As the Brownback administration takes pride in fiscal-year-ending reserves, another number looms large and shamefully – the more than 7,000 Kansans with physical or developmental disabilities who are awaiting home- and community-based services.
With such services, individuals can live independently or in homelike residential settings. Without them, they may be forced to move into nursing homes – not only sacrificing quality of life but costing taxpayers far more.
Neither Gov. Sam Brownback nor the Legislature has demonstrated much urgency to better fund disability services and whittle down these lists, although the budget surplus would have made that possible.
The Brownback administration has argued that it inherited the waiting lists from former Gov. Kathleen Sebelius, now U.S. secretary of health and human services, and “that merely increasing funding for such services will not solve the problem,” as Shawn Sullivan, secretary of the Kansas Department for Aging and Disability Services, wrote in a May commentary.

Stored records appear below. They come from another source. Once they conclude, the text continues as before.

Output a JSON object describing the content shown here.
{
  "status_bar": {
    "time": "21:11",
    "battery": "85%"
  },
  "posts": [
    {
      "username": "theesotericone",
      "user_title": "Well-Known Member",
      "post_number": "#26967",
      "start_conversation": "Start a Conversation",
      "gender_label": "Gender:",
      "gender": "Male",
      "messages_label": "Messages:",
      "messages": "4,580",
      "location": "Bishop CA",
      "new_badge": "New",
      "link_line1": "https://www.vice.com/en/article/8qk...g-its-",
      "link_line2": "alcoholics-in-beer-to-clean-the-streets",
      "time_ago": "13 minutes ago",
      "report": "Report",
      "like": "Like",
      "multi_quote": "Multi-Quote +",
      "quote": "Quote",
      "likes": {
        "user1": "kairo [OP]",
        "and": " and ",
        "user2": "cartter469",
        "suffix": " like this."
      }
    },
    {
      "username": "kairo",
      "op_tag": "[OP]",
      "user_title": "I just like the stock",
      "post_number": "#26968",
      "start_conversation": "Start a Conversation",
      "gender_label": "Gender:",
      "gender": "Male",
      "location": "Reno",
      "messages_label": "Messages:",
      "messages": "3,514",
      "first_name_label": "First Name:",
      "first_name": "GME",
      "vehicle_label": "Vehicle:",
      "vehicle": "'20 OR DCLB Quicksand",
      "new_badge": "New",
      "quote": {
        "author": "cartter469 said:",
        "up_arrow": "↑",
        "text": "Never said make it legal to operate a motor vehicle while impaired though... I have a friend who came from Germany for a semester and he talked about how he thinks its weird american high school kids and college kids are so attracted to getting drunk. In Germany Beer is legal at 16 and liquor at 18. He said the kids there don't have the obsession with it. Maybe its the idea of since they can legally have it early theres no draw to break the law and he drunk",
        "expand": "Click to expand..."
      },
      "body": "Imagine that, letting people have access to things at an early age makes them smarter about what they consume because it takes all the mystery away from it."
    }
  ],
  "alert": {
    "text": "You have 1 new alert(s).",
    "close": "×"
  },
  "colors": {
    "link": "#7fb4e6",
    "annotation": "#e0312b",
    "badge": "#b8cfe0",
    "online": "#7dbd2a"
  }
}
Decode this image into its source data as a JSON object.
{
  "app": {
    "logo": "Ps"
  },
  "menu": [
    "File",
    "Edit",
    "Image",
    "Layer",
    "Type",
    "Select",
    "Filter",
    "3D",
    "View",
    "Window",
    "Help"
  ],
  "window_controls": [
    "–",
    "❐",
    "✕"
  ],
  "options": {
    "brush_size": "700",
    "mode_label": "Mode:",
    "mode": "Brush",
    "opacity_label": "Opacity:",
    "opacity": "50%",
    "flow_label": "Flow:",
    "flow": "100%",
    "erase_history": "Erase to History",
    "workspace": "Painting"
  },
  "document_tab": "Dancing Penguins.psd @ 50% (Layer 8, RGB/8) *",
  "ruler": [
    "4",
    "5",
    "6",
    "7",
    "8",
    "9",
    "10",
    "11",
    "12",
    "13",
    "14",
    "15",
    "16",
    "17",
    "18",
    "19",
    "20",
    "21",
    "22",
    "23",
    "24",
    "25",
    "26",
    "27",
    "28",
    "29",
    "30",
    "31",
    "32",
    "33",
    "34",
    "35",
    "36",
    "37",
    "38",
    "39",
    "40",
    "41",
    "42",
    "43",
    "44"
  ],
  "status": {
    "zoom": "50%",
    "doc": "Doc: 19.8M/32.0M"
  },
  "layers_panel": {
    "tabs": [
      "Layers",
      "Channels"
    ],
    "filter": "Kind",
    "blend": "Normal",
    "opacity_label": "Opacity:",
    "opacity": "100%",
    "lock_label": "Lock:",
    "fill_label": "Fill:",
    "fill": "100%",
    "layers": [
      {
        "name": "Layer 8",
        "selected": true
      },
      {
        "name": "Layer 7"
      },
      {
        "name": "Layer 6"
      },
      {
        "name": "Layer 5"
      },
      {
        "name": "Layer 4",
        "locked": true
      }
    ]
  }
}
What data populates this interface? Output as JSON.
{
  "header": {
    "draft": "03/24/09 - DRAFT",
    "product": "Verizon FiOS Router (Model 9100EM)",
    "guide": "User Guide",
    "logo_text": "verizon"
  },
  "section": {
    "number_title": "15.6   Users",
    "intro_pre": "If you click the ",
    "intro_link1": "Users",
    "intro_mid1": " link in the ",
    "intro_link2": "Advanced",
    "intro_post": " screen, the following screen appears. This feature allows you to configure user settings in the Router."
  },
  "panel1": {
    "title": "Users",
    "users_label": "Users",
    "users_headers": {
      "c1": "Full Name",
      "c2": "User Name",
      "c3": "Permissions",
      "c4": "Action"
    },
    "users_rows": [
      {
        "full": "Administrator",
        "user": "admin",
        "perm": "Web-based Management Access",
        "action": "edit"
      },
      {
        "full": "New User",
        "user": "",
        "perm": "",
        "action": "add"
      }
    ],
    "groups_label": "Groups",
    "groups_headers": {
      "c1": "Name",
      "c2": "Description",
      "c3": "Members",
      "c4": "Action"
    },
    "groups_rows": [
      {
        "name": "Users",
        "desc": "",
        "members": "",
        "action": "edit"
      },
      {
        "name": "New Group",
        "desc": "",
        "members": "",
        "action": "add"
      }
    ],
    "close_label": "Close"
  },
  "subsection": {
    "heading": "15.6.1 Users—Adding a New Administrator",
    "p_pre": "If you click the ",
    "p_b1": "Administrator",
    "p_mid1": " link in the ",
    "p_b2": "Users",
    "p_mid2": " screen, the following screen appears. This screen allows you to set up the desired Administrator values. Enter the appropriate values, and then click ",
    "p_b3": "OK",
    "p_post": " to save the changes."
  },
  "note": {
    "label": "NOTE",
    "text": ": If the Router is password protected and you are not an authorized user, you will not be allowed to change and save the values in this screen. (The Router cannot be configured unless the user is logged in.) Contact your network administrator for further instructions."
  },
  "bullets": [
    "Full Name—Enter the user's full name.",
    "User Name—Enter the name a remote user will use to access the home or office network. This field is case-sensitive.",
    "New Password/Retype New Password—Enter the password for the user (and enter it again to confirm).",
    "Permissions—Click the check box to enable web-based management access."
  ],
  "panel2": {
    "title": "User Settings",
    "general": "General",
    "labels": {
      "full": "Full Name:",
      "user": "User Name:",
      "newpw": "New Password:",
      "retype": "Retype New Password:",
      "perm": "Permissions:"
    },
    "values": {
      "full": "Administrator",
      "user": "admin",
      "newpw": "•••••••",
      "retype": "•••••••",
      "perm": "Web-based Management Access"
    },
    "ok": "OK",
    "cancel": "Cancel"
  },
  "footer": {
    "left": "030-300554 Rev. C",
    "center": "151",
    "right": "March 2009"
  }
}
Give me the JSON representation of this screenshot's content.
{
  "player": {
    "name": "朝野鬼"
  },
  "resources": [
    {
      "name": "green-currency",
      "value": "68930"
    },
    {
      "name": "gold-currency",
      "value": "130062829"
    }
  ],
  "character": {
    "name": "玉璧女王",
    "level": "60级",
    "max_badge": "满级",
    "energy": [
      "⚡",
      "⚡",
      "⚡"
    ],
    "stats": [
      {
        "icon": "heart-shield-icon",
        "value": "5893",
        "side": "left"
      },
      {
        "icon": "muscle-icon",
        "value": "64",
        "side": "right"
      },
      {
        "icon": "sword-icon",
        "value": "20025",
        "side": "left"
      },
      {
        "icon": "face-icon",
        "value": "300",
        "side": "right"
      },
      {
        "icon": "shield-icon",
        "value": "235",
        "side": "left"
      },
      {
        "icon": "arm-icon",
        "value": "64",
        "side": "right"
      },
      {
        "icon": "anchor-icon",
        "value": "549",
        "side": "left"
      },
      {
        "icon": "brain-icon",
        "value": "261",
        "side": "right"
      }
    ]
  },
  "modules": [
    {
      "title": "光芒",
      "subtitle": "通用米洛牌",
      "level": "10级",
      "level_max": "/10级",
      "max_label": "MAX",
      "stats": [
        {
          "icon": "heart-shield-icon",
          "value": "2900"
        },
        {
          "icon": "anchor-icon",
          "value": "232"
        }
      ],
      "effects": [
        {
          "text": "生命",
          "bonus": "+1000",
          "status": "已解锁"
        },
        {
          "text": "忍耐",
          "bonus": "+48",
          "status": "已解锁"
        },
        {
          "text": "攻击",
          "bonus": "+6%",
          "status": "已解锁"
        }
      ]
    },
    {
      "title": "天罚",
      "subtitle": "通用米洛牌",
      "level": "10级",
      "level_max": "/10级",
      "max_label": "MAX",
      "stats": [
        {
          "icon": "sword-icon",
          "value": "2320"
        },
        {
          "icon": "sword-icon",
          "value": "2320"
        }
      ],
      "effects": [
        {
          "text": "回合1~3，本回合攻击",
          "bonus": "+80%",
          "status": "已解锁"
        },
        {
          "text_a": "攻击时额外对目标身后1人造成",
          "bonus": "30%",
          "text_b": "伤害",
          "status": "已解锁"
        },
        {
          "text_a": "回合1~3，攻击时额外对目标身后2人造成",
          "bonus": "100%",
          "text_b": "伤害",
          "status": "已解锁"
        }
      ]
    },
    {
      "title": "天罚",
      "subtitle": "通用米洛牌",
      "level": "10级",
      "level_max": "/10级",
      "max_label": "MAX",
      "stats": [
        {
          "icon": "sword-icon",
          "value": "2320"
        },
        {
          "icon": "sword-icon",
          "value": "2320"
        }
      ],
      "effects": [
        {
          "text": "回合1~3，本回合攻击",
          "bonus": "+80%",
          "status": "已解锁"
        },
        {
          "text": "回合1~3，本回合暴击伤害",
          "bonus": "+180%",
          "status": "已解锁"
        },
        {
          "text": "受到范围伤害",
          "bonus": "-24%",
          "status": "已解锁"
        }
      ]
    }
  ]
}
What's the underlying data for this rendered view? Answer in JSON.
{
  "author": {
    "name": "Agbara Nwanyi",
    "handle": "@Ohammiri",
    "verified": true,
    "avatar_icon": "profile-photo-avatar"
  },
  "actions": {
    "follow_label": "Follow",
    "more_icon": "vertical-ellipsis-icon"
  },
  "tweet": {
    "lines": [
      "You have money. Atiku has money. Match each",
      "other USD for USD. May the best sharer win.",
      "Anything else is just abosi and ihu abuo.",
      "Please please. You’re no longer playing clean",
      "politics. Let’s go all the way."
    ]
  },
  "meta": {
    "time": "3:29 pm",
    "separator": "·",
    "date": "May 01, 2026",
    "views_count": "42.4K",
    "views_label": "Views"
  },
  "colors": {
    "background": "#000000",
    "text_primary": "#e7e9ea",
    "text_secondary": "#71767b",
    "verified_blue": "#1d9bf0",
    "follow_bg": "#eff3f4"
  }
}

Officials also point to reforms coming with the reinvention of Medicaid as KanCare in January 2013, and with the addition to KanCare of the management of long-term care services for the developmentally disabled a year later.
But state leaders soon may be unable to set their own timetable for addressing the lists.
That’s because the U.S. Justice Department has been conducting an investigation into whether the waiting list for individuals with physical disabilities violates the Americans With Disabilities Act and court decisions including the U.S. Supreme Court’s 1999 Olmstead case, which ruled that a disabled person has a right to live in the “least restrictive environment.”
That investigation could lead to a lawsuit, and eventually a costly remedy being forced on Kansas. Georgia has had to spend $100 million on disability services since 2009 as part of a settlement agreement with the federal government.
“Wisdom would tell you we should handle this waiting-list issue on our own terms, proactively,” Tim Wood, manager of the Topeka-based Disability Rights Center of Kansas’ “End the Wait” campaign, told The Eagle editorial board.
Wood and other advocates plan to ramp up their campaign in time for the 2013 legislative session, looking to a long-neglected legislative blueprint for guidance on how to not only reduce waiting lists but expand and strengthen the home- and community-based services system. Another meeting is planned in Sedgwick County for Aug. 14 or 16 (for more information, call 785-273-9661).
The campaign aims to reduce the waiting list for services for the developmentally disabled, which includes more than 3,200 people without services and another nearly 1,700 awaiting additional services.
The wait averages 30 months but can stretch on for years.
Looking the other way won’t make these lists disappear, nor do anything to help the people languishing on them.
For the editorial board, Rhonda Holman